Segment Open

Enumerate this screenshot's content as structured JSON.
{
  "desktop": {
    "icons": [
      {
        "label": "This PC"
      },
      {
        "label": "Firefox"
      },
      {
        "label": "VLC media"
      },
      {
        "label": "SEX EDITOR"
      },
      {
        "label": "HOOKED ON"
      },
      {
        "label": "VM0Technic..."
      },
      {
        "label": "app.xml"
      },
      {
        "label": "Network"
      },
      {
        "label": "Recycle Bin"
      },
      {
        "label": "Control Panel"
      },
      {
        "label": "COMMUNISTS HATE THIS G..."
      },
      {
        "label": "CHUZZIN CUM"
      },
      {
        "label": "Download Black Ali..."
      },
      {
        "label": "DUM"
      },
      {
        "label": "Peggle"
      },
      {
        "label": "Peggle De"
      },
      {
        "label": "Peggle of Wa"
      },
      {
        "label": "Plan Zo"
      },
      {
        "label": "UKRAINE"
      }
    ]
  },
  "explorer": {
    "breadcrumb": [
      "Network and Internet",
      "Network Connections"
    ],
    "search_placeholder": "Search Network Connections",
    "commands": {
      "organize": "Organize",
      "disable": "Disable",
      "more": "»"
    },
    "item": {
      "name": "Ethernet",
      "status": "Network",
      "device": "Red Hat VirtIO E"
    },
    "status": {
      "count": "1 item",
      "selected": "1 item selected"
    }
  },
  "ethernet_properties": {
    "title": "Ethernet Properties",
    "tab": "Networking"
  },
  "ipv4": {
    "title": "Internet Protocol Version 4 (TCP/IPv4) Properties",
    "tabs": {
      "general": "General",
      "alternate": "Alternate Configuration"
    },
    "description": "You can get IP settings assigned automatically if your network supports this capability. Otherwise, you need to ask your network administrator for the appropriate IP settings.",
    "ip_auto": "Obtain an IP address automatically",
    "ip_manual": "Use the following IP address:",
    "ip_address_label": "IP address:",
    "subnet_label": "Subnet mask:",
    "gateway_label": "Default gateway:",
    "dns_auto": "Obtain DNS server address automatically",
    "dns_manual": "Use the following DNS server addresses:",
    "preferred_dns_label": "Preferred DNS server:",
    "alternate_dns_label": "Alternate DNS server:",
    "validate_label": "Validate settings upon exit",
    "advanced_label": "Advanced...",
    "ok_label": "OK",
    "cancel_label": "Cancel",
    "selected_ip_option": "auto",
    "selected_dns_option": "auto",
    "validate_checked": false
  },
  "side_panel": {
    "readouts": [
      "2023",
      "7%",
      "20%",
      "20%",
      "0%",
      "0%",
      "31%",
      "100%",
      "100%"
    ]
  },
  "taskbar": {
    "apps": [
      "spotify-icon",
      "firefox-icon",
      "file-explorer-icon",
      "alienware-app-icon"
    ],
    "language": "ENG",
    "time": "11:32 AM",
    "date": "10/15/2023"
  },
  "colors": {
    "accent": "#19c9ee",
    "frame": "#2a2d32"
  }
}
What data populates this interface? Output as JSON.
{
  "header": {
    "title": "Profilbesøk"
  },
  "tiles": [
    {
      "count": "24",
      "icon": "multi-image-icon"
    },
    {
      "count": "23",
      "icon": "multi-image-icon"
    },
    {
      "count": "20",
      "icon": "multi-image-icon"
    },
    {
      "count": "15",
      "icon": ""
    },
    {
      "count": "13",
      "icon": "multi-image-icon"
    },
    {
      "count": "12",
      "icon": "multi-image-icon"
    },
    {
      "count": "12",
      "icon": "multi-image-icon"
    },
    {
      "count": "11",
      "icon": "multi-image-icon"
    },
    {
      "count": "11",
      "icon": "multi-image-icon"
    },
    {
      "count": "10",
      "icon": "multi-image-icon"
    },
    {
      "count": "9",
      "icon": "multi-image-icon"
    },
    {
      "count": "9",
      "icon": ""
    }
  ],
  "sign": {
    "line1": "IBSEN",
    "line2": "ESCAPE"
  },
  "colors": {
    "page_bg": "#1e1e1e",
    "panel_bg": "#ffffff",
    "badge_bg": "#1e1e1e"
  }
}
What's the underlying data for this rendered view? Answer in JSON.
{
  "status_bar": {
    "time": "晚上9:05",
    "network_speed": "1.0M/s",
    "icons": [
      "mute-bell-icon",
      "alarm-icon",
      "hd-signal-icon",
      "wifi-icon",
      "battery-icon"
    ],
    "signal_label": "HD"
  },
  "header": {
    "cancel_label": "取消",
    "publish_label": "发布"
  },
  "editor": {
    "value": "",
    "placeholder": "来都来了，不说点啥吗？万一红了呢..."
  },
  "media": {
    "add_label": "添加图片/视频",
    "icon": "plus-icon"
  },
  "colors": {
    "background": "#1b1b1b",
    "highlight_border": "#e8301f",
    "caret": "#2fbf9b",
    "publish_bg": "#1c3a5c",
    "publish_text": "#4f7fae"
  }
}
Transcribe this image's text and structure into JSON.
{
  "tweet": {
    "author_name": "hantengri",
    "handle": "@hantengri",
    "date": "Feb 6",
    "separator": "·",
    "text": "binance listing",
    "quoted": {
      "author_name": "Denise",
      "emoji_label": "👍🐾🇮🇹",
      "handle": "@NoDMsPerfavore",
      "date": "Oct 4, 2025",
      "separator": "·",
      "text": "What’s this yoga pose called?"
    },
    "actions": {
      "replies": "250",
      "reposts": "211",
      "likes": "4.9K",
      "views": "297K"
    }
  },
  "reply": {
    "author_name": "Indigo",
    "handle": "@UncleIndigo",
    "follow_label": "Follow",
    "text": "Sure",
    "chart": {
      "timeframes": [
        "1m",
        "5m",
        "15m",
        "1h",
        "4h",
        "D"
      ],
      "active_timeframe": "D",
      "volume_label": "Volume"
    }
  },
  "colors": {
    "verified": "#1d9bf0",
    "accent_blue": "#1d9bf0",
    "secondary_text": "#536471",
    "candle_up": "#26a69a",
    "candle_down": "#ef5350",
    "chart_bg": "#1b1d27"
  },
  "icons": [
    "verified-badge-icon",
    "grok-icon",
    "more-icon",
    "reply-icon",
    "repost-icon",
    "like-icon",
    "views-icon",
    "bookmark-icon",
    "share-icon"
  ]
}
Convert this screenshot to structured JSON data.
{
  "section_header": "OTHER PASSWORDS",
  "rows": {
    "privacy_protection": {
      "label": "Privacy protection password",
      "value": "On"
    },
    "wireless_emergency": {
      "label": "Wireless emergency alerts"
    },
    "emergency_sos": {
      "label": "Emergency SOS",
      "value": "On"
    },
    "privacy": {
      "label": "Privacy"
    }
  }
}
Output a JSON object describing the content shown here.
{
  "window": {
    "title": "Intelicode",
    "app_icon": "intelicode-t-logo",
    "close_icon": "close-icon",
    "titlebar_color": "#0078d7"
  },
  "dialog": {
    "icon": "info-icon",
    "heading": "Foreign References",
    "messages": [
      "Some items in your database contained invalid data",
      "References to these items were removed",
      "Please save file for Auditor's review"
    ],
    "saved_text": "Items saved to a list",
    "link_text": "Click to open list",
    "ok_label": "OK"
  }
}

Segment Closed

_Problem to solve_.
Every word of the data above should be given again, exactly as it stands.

_Your solution_.
Enumerate this screenshot's content as structured JSON.
{
  "desktop": {
    "icons": [
      {
        "label": "This PC"
      },
      {
        "label": "Firefox"
      },
      {
        "label": "VLC media"
      },
      {
        "label": "SEX EDITOR"
      },
      {
        "label": "HOOKED ON"
      },
      {
        "label": "VM0Technic..."
      },
      {
        "label": "app.xml"
      },
      {
        "label": "Network"
      },
      {
        "label": "Recycle Bin"
      },
      {
        "label": "Control Panel"
      },
      {
        "label": "COMMUNISTS HATE THIS G..."
      },
      {
        "label": "CHUZZIN CUM"
      },
      {
        "label": "Download Black Ali..."
      },
      {
        "label": "DUM"
      },
      {
        "label": "Peggle"
      },
      {
        "label": "Peggle De"
      },
      {
        "label": "Peggle of Wa"
      },
      {
        "label": "Plan Zo"
      },
      {
        "label": "UKRAINE"
      }
    ]
  },
  "explorer": {
    "breadcrumb": [
      "Network and Internet",
      "Network Connections"
    ],
    "search_placeholder": "Search Network Connections",
    "commands": {
      "organize": "Organize",
      "disable": "Disable",
      "more": "»"
    },
    "item": {
      "name": "Ethernet",
      "status": "Network",
      "device": "Red Hat VirtIO E"
    },
    "status": {
      "count": "1 item",
      "selected": "1 item selected"
    }
  },
  "ethernet_properties": {
    "title": "Ethernet Properties",
    "tab": "Networking"
  },
  "ipv4": {
    "title": "Internet Protocol Version 4 (TCP/IPv4) Properties",
    "tabs": {
      "general": "General",
      "alternate": "Alternate Configuration"
    },
    "description": "You can get IP settings assigned automatically if your network supports this capability. Otherwise, you need to ask your network administrator for the appropriate IP settings.",
    "ip_auto": "Obtain an IP address automatically",
    "ip_manual": "Use the following IP address:",
    "ip_address_label": "IP address:",
    "subnet_label": "Subnet mask:",
    "gateway_label": "Default gateway:",
    "dns_auto": "Obtain DNS server address automatically",
    "dns_manual": "Use the following DNS server addresses:",
    "preferred_dns_label": "Preferred DNS server:",
    "alternate_dns_label": "Alternate DNS server:",
    "validate_label": "Validate settings upon exit",
    "advanced_label": "Advanced...",
    "ok_label": "OK",
    "cancel_label": "Cancel",
    "selected_ip_option": "auto",
    "selected_dns_option": "auto",
    "validate_checked": false
  },
  "side_panel": {
    "readouts": [
      "2023",
      "7%",
      "20%",
      "20%",
      "0%",
      "0%",
      "31%",
      "100%",
      "100%"
    ]
  },
  "taskbar": {
    "apps": [
      "spotify-icon",
      "firefox-icon",
      "file-explorer-icon",
      "alienware-app-icon"
    ],
    "language": "ENG",
    "time": "11:32 AM",
    "date": "10/15/2023"
  },
  "colors": {
    "accent": "#19c9ee",
    "frame": "#2a2d32"
  }
}
What data populates this interface? Output as JSON.
{
  "header": {
    "title": "Profilbesøk"
  },
  "tiles": [
    {
      "count": "24",
      "icon": "multi-image-icon"
    },
    {
      "count": "23",
      "icon": "multi-image-icon"
    },
    {
      "count": "20",
      "icon": "multi-image-icon"
    },
    {
      "count": "15",
      "icon": ""
    },
    {
      "count": "13",
      "icon": "multi-image-icon"
    },
    {
      "count": "12",
      "icon": "multi-image-icon"
    },
    {
      "count": "12",
      "icon": "multi-image-icon"
    },
    {
      "count": "11",
      "icon": "multi-image-icon"
    },
    {
      "count": "11",
      "icon": "multi-image-icon"
    },
    {
      "count": "10",
      "icon": "multi-image-icon"
    },
    {
      "count": "9",
      "icon": "multi-image-icon"
    },
    {
      "count": "9",
      "icon": ""
    }
  ],
  "sign": {
    "line1": "IBSEN",
    "line2": "ESCAPE"
  },
  "colors": {
    "page_bg": "#1e1e1e",
    "panel_bg": "#ffffff",
    "badge_bg": "#1e1e1e"
  }
}
What's the underlying data for this rendered view? Answer in JSON.
{
  "status_bar": {
    "time": "晚上9:05",
    "network_speed": "1.0M/s",
    "icons": [
      "mute-bell-icon",
      "alarm-icon",
      "hd-signal-icon",
      "wifi-icon",
      "battery-icon"
    ],
    "signal_label": "HD"
  },
  "header": {
    "cancel_label": "取消",
    "publish_label": "发布"
  },
  "editor": {
    "value": "",
    "placeholder": "来都来了，不说点啥吗？万一红了呢..."
  },
  "media": {
    "add_label": "添加图片/视频",
    "icon": "plus-icon"
  },
  "colors": {
    "background": "#1b1b1b",
    "highlight_border": "#e8301f",
    "caret": "#2fbf9b",
    "publish_bg": "#1c3a5c",
    "publish_text": "#4f7fae"
  }
}
Transcribe this image's text and structure into JSON.
{
  "tweet": {
    "author_name": "hantengri",
    "handle": "@hantengri",
    "date": "Feb 6",
    "separator": "·",
    "text": "binance listing",
    "quoted": {
      "author_name": "Denise",
      "emoji_label": "👍🐾🇮🇹",
      "handle": "@NoDMsPerfavore",
      "date": "Oct 4, 2025",
      "separator": "·",
      "text": "What’s this yoga pose called?"
    },
    "actions": {
      "replies": "250",
      "reposts": "211",
      "likes": "4.9K",
      "views": "297K"
    }
  },
  "reply": {
    "author_name": "Indigo",
    "handle": "@UncleIndigo",
    "follow_label": "Follow",
    "text": "Sure",
    "chart": {
      "timeframes": [
        "1m",
        "5m",
        "15m",
        "1h",
        "4h",
        "D"
      ],
      "active_timeframe": "D",
      "volume_label": "Volume"
    }
  },
  "colors": {
    "verified": "#1d9bf0",
    "accent_blue": "#1d9bf0",
    "secondary_text": "#536471",
    "candle_up": "#26a69a",
    "candle_down": "#ef5350",
    "chart_bg": "#1b1d27"
  },
  "icons": [
    "verified-badge-icon",
    "grok-icon",
    "more-icon",
    "reply-icon",
    "repost-icon",
    "like-icon",
    "views-icon",
    "bookmark-icon",
    "share-icon"
  ]
}
Convert this screenshot to structured JSON data.
{
  "section_header": "OTHER PASSWORDS",
  "rows": {
    "privacy_protection": {
      "label": "Privacy protection password",
      "value": "On"
    },
    "wireless_emergency": {
      "label": "Wireless emergency alerts"
    },
    "emergency_sos": {
      "label": "Emergency SOS",
      "value": "On"
    },
    "privacy": {
      "label": "Privacy"
    }
  }
}
Output a JSON object describing the content shown here.
{
  "window": {
    "title": "Intelicode",
    "app_icon": "intelicode-t-logo",
    "close_icon": "close-icon",
    "titlebar_color": "#0078d7"
  },
  "dialog": {
    "icon": "info-icon",
    "heading": "Foreign References",
    "messages": [
      "Some items in your database contained invalid data",
      "References to these items were removed",
      "Please save file for Auditor's review"
    ],
    "saved_text": "Items saved to a list",
    "link_text": "Click to open list",
    "ok_label": "OK"
  }
}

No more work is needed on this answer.